HealthDay News — Higher levels of physical activity are associated with lower risks for hospitalization for nine of the 25 most common reasons for hospitalization, according to a study published online Feb. 16 in JAMA Network Open.
Eleanor L. Watts, D.Phil., from the U.S. National Institutes of Health in Rockville, Maryland, and colleagues examined the association between accelerometer-measured physical activity and the subsequent risk for hospitalization for 25 common reasons. The analysis included data from 81,717 U.K. Biobank participants (aged 42 to 78 years) followed for a median 6.8 years.

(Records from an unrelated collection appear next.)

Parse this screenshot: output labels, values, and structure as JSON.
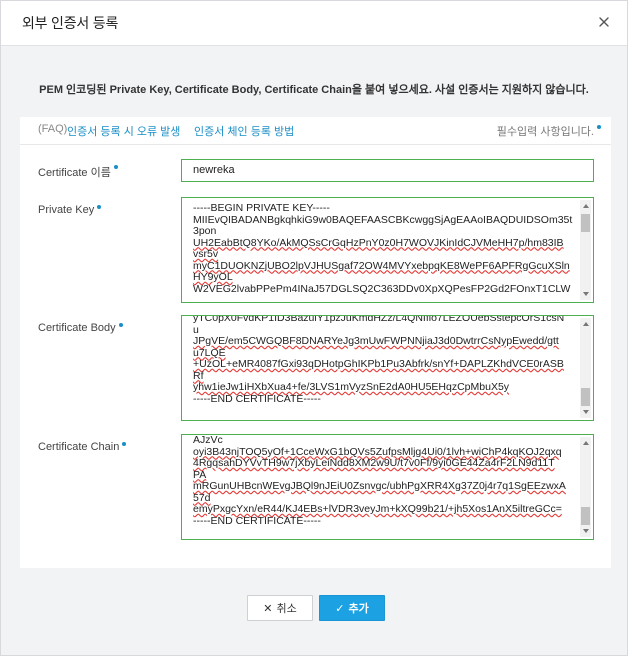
{
  "dialog": {
    "title": "외부 인증서 등록",
    "notice": "PEM 인코딩된 Private Key, Certificate Body, Certificate Chain을 붙여 넣으세요. 사설 인증서는 지원하지 않습니다."
  },
  "faq": {
    "prefix": "(FAQ)",
    "link1": "인증서 등록 시 오류 발생",
    "link2": "인증서 체인 등록 방법",
    "required_note": "필수입력 사항입니다."
  },
  "fields": {
    "name": {
      "label": "Certificate 이름",
      "value": "newreka"
    },
    "private_key": {
      "label": "Private Key",
      "lines": [
        "-----BEGIN PRIVATE KEY-----",
        "MIIEvQIBADANBgkqhkiG9w0BAQEFAASCBKcwggSjAgEAAoIBAQDUIDSOm35t",
        "3pon",
        "UH2EabBtQ8YKo/AkMQSsCrGqHzPnY0z0H7WOVJKinIdCJVMeHH7p/hm83IB",
        "vsr5v",
        "myC1DUOKNZjUBO2lpVJHUSgaf72OW4MVYxebpqKE8WePF6APFRgGcuXSln",
        "HY9yOL",
        "W2VEG2lvabPPePm4INaJ57DGLSQ2C363DDv0XpXQPesFP2Gd2FOnxT1CLW"
      ]
    },
    "cert_body": {
      "label": "Certificate Body",
      "lines": [
        "yTC0pX0FvdKP1ID3BazulY1pzJuKmdHZz/L4QNIfio7LEZOUebSstepcOrS1csN",
        "u",
        "JPgVE/em5CWGQBF8DNARYeJg3mUwFWPNNjiaJ3d0DwtrrCsNypEwedd/gtt",
        "u7LQE",
        "+UzOL+eMR4087fGxi93qDHotpGhIKPb1Pu3Abfrk/snYf+DAPLZKhdVCE0rASB",
        "Rf",
        "yhw1ieJw1iHXbXua4+fe/3LVS1mVyzSnE2dA0HU5EHqzCpMbuX5y",
        "-----END CERTIFICATE-----"
      ]
    },
    "cert_chain": {
      "label": "Certificate Chain",
      "lines": [
        "AJzVc",
        "oyi3B43njTOQ5yOf+1CceWxG1bQVs5ZufpsMljg4Ui0/1lvh+wiChP4kqKOJ2qxq",
        "4RgqsahDYVvTH9w7jXbyLeiNdd8XM2w9U/t7v0Ff/9yi0GE44Za4rF2LN9d11T",
        "PA",
        "mRGunUHBcnWEvgJBQl9nJEiU0Zsnvgc/ubhPgXRR4Xg37Z0j4r7q1SgEEzwxA",
        "57d",
        "emyPxgcYxn/eR44/KJ4EBs+lVDR3veyJm+kXQ99b21/+jh5Xos1AnX5iltreGCc=",
        "-----END CERTIFICATE-----"
      ]
    }
  },
  "buttons": {
    "cancel": "취소",
    "add": "추가"
  },
  "colors": {
    "accent": "#1ca1e2",
    "valid_border": "#4caf50",
    "link": "#1a8ec7"
  }
}
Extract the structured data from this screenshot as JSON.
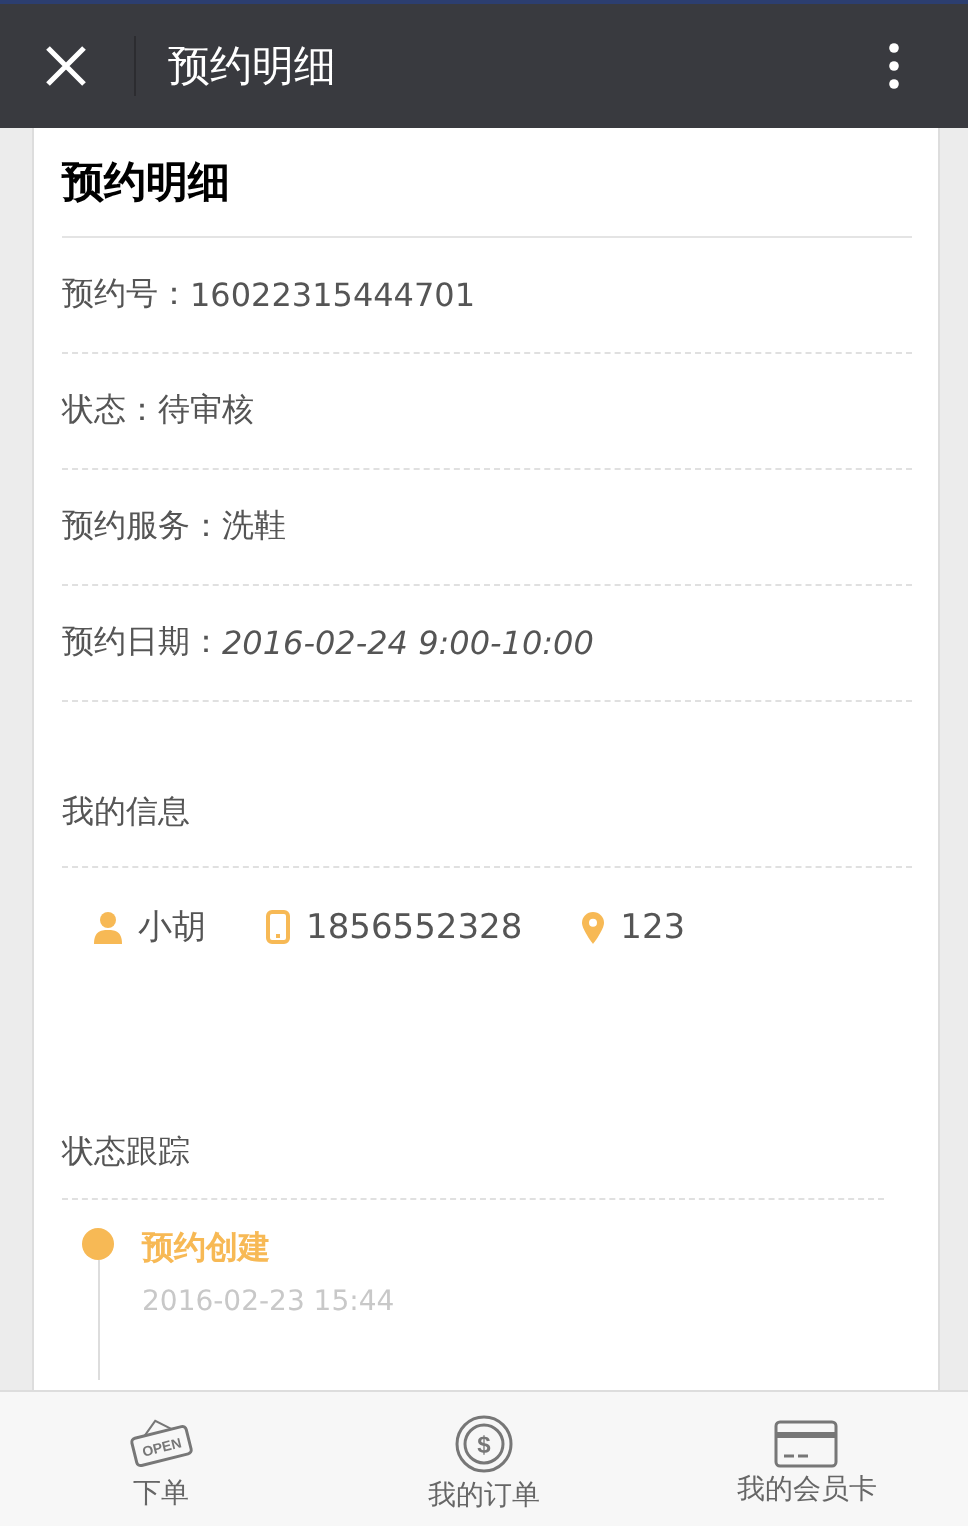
{
  "top_bar": {
    "title": "预约明细"
  },
  "card": {
    "heading": "预约明细",
    "fields": [
      {
        "label": "预约号：",
        "value": "16022315444701",
        "kind": "plain"
      },
      {
        "label": "状态：",
        "value": "待审核",
        "kind": "plain"
      },
      {
        "label": "预约服务：",
        "value": "洗鞋",
        "kind": "plain"
      },
      {
        "label": "预约日期：",
        "value": "2016-02-24 9:00-10:00",
        "kind": "date"
      }
    ],
    "my_info": {
      "heading": "我的信息",
      "items": [
        {
          "kind": "person",
          "text": "小胡"
        },
        {
          "kind": "phone",
          "text": "1856552328"
        },
        {
          "kind": "location",
          "text": "123"
        }
      ]
    },
    "tracking": {
      "heading": "状态跟踪",
      "events": [
        {
          "title": "预约创建",
          "time": "2016-02-23 15:44"
        }
      ]
    }
  },
  "bottom_nav": [
    {
      "kind": "open-sign",
      "icon_text": "OPEN",
      "label": "下单"
    },
    {
      "kind": "coin",
      "icon_text": "$",
      "label": "我的订单"
    },
    {
      "kind": "card",
      "label": "我的会员卡"
    }
  ]
}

The researchers found that higher levels of accelerometer-measured physical activity were associated with lower risks for hospitalization for nine conditions: gallbladder disease (hazard ratio [HR] per 1 standard deviation [SD] of physical activity, 0.74), urinary tract infections (HR per 1 SD, 0.76), diabetes (HR per 1 SD, 0.79), venous thromboembolism (HR per 1 SD, 0.82), pneumonia (HR per 1 SD, 0.83), ischemic stroke (HR per 1 SD, 0.85), iron deficiency anemia (HR per 1 SD, 0.91), diverticular disease (HR per 1 SD, 0.94), and colon polyps (HR per 1 SD, 0.96). An increase in moderate-to-vigorous physical activity by 20 minutes per day was associated with reductions in hospitalization ranging from 3.8 percent for colon polyps to 23.0 percent for diabetes.
“Increasing moderate-to-vigorous physical activity by 20 minutes per day may be a useful nonpharmaceutical intervention to reduce hospital admissions for many common health conditions, which could lower hospital burdens and improve quality of life,” the authors write.